*Task directions*: At the line that includes "Transcribe this image's", begin writing out the entries below exactly, and continue through the last line without adding anything.
*** Source material
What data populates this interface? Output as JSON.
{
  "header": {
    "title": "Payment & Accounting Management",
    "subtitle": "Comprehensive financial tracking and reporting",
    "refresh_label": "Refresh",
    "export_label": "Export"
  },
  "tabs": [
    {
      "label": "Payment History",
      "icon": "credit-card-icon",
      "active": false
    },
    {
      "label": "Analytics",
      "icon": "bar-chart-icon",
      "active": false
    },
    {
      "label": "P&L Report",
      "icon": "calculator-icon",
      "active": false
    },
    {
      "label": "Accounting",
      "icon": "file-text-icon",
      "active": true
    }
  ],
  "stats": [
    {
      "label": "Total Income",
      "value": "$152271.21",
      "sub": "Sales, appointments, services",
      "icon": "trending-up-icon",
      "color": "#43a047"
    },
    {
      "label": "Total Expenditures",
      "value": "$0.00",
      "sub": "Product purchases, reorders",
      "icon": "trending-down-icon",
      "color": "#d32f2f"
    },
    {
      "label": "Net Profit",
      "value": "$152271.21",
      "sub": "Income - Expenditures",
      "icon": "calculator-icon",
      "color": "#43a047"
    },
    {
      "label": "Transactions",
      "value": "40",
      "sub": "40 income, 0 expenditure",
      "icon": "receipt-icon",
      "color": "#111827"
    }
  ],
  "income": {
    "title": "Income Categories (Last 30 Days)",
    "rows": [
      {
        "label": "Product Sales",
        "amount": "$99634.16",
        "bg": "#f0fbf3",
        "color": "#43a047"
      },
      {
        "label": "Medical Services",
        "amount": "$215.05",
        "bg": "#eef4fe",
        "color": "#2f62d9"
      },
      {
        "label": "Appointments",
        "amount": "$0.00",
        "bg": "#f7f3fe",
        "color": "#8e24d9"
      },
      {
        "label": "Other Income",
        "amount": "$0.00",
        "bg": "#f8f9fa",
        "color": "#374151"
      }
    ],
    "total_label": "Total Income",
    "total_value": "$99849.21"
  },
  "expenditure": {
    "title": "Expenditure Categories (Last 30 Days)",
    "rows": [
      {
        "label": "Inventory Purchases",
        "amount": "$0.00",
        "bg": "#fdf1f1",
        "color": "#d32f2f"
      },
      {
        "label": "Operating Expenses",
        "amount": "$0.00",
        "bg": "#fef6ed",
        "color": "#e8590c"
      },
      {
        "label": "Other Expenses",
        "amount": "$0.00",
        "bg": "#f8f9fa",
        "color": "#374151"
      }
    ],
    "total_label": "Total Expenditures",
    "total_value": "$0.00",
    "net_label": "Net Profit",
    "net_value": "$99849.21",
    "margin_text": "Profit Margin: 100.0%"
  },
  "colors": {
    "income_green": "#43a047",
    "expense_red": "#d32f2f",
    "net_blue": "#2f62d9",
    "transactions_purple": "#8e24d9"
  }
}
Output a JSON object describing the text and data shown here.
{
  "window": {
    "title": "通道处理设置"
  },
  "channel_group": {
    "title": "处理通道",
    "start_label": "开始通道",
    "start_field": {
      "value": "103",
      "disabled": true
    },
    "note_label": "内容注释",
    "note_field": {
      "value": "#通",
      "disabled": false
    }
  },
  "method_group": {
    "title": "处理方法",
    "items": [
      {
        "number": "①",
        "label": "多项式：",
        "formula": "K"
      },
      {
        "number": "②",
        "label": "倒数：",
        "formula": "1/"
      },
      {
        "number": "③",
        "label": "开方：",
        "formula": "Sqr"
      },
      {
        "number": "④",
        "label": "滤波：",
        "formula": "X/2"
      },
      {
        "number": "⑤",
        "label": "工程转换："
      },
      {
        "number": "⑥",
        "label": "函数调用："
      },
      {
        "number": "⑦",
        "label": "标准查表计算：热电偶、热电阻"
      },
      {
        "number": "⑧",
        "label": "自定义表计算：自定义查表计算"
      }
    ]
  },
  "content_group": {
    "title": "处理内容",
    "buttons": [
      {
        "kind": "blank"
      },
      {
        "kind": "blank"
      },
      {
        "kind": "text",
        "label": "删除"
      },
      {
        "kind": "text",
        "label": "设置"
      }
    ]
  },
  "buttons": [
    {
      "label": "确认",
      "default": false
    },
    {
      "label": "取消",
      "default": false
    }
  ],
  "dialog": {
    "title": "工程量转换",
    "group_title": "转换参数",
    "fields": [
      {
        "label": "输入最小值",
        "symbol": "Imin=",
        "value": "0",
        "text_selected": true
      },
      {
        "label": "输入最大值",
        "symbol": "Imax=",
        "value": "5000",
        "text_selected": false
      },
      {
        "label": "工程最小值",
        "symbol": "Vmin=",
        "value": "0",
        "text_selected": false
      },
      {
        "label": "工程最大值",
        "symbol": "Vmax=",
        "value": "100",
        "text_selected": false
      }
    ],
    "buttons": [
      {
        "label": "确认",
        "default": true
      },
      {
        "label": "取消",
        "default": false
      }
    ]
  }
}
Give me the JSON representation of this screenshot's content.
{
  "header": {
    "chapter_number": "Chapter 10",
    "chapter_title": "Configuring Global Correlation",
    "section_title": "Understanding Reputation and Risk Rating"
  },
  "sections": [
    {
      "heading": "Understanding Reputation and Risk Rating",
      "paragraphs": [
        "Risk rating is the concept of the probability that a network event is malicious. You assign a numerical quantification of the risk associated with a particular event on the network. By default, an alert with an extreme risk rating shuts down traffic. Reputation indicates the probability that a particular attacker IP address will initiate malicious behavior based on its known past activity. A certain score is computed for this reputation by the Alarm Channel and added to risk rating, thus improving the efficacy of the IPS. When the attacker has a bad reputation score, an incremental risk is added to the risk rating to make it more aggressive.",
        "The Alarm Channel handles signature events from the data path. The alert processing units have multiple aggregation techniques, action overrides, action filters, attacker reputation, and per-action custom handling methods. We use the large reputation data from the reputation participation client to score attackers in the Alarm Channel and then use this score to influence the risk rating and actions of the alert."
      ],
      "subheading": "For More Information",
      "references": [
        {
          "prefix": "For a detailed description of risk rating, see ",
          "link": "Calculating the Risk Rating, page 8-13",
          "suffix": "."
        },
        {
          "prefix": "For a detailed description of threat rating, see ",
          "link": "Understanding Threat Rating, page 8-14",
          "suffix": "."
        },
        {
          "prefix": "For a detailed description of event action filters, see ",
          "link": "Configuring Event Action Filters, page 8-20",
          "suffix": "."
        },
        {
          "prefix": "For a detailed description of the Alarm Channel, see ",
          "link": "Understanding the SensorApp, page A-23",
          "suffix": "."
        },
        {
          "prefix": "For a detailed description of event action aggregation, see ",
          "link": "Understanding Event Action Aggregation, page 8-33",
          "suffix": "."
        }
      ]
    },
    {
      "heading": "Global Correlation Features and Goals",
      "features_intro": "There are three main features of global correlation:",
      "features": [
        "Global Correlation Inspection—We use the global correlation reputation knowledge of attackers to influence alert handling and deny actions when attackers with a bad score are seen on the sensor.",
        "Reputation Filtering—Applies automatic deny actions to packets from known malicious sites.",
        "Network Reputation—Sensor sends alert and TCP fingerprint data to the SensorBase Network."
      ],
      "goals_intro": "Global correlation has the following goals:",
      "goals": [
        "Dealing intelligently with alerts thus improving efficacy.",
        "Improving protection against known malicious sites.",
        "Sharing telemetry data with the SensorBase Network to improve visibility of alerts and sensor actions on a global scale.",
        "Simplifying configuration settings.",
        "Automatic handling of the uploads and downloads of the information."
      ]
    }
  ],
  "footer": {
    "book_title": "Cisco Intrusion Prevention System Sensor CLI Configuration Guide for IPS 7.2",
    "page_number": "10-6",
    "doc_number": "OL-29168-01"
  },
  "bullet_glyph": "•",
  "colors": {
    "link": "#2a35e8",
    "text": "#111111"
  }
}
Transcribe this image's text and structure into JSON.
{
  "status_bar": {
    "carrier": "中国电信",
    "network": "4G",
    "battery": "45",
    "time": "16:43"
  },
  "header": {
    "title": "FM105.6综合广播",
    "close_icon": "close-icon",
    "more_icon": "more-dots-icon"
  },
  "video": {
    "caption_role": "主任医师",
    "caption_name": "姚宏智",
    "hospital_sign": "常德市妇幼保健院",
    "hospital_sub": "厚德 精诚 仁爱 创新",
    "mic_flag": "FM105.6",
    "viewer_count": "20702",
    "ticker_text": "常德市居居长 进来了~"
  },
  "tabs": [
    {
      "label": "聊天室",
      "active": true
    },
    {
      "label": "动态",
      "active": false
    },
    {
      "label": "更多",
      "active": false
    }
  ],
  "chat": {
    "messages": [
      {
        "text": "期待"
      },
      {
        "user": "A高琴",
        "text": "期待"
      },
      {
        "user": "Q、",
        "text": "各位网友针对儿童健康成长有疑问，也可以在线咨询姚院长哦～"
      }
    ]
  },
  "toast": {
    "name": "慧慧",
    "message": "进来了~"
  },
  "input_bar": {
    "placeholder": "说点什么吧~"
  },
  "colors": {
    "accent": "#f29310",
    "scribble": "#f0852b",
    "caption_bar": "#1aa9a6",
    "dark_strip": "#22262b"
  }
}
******
*Exercise answer*:
Transcribe this image's text and structure into JSON.
{
  "status_bar": {
    "carrier": "中国电信",
    "network": "4G",
    "battery": "45",
    "time": "16:43"
  },
  "header": {
    "title": "FM105.6综合广播",
    "close_icon": "close-icon",
    "more_icon": "more-dots-icon"
  },
  "video": {
    "caption_role": "主任医师",
    "caption_name": "姚宏智",
    "hospital_sign": "常德市妇幼保健院",
    "hospital_sub": "厚德 精诚 仁爱 创新",
    "mic_flag": "FM105.6",
    "viewer_count": "20702",
    "ticker_text": "常德市居居长 进来了~"
  },
  "tabs": [
    {
      "label": "聊天室",
      "active": true
    },
    {
      "label": "动态",
      "active": false
    },
    {
      "label": "更多",
      "active": false
    }
  ],
  "chat": {
    "messages": [
      {
        "text": "期待"
      },
      {
        "user": "A高琴",
        "text": "期待"
      },
      {
        "user": "Q、",
        "text": "各位网友针对儿童健康成长有疑问，也可以在线咨询姚院长哦～"
      }
    ]
  },
  "toast": {
    "name": "慧慧",
    "message": "进来了~"
  },
  "input_bar": {
    "placeholder": "说点什么吧~"
  },
  "colors": {
    "accent": "#f29310",
    "scribble": "#f0852b",
    "caption_bar": "#1aa9a6",
    "dark_strip": "#22262b"
  }
}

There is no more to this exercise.